In the consensus that we want a more civil society than the feisty mix we presently enjoy, there is also general agreement that exemptions must be allowed to essential personnel. People whose professional missions are vital to the well-being of the society cannot be hampered by being required to perform the small niceties.
Our only disagreement is about who these people are. If everyone else is to be required to stop to consider the welfare of others, we need to identify those who have right of way.
Miss Manners has found them willing to speak up and identify themselves. This is no time for modesty. (Besides, they are only claiming importance for performing their jobs, not for themselves personally. And while getting to and from their jobs, of course. And during the recreation that they so badly need in order to be rested to do their jobs.)
Foremost among these emergency workers are, as everyone would agree, people practicing any medical profession. (Miss Manners has applied for an exemption from having to call them health-care providers.) We can't let politeness stand in the way of health.
Doctors have always led the way in demanding exemption from the ordinary standards of politeness, such as keeping appointments, apologizing when running late, addressing people as equals, requesting permission to grab them and refraining from disrupting social and cultural events. It seems only fair to allow these privileges to all others who care for the sick, with doctors retaining the unique privilege of being rude to all who assist them.
What about justice?
Miss Manners is not, of course, petitioning for justice for patients. She refers to those who should be exempt from having to behave properly because they are engaged in the pursuit of justice.
Historically, the legal profession lagged behind in applying for civility exemptions, but it is rapidly catching up. In the modern courtroom, the person who is expected to behave himself is the accused felon.
Law enforcement officers are also pursing justice, so police have traditionally been allowed to practice and require whatever manners they see fit, not necessarily in matching standards. In New York City, right now, they are being told to behave better than law-abiding citizens.
Even some law-defying citizens lay claim to being exempt on the grounds of being engaged in public service. By virtue of their attempts to bring the populace to a higher plane of morality, they claim the necessity of being rude to their fellow citizens.
Miss Manners has heard members of her own august profession of journalism declaim that they cannot be expected to be polite because they are in pursuit of truth. As we cannot have Justice without Truth, that is where she would begin. But lest she be accused of favoritism, she would not grant this immunity to the entire profession, but only to that part of it actively engaged in introducing into the world that which is most badly needed -- civility. So get out of her way.

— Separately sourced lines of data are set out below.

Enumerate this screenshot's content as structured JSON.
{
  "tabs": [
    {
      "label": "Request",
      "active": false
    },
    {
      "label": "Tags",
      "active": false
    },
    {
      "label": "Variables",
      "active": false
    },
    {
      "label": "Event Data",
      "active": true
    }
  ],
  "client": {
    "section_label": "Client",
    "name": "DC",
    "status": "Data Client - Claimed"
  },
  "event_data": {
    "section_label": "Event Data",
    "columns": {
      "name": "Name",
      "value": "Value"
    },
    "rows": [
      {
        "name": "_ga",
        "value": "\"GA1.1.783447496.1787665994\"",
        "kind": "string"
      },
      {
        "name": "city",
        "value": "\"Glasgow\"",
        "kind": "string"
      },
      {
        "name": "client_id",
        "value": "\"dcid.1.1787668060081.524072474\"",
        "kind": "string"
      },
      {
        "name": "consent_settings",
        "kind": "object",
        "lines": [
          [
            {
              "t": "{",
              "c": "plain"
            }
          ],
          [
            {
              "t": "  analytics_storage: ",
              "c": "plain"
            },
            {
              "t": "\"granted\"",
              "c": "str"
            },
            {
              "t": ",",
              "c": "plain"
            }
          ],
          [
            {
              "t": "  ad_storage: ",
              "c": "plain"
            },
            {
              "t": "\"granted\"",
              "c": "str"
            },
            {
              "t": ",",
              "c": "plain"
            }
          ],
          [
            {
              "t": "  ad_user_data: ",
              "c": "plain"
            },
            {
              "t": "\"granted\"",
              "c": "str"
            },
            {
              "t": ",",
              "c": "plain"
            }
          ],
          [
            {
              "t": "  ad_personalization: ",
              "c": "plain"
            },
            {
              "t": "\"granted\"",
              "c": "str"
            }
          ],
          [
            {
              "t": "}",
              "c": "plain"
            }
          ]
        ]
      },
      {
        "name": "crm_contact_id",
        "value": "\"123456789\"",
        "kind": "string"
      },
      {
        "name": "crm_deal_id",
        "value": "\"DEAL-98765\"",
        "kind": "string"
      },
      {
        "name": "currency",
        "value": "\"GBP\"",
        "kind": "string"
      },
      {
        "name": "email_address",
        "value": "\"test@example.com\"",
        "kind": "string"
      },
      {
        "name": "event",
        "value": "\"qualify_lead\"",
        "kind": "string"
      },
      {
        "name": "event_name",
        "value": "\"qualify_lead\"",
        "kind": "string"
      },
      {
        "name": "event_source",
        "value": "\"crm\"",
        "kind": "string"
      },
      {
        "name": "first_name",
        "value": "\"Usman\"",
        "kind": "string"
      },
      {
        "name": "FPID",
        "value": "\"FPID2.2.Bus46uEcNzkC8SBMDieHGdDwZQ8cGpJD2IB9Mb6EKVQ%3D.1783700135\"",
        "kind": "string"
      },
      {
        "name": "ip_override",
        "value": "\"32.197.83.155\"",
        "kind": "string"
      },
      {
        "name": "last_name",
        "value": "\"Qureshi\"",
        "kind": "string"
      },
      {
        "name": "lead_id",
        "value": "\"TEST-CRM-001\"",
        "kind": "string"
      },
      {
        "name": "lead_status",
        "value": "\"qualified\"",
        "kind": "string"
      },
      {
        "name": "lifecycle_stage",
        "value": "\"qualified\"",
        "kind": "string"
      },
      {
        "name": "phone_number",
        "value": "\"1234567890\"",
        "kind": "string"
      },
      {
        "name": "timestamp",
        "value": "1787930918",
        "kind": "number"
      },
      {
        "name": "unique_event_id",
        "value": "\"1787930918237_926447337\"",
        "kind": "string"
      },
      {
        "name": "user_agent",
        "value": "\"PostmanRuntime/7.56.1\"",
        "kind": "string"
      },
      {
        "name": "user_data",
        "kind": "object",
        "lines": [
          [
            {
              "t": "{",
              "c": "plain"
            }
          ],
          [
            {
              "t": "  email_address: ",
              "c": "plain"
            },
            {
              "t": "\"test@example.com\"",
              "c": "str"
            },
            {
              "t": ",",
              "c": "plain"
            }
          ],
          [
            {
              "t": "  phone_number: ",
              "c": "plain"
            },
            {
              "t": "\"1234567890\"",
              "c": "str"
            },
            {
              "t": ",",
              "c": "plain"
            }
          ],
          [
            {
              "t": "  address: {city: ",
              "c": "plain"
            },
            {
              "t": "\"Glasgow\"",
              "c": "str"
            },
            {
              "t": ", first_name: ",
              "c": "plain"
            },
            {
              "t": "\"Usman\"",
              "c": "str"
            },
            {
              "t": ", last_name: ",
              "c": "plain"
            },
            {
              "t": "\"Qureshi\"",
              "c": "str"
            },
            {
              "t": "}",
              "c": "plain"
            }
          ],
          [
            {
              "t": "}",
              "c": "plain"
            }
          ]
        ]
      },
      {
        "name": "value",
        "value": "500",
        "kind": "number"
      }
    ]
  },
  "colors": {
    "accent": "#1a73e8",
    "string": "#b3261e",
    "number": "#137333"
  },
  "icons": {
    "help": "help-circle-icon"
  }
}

No, not really. Etiquette, of all professions, refuses to grant an exception to the requirement of being polite, even while performing a useful social function. For itself and all other professions.
(C) 1999, Judith Martin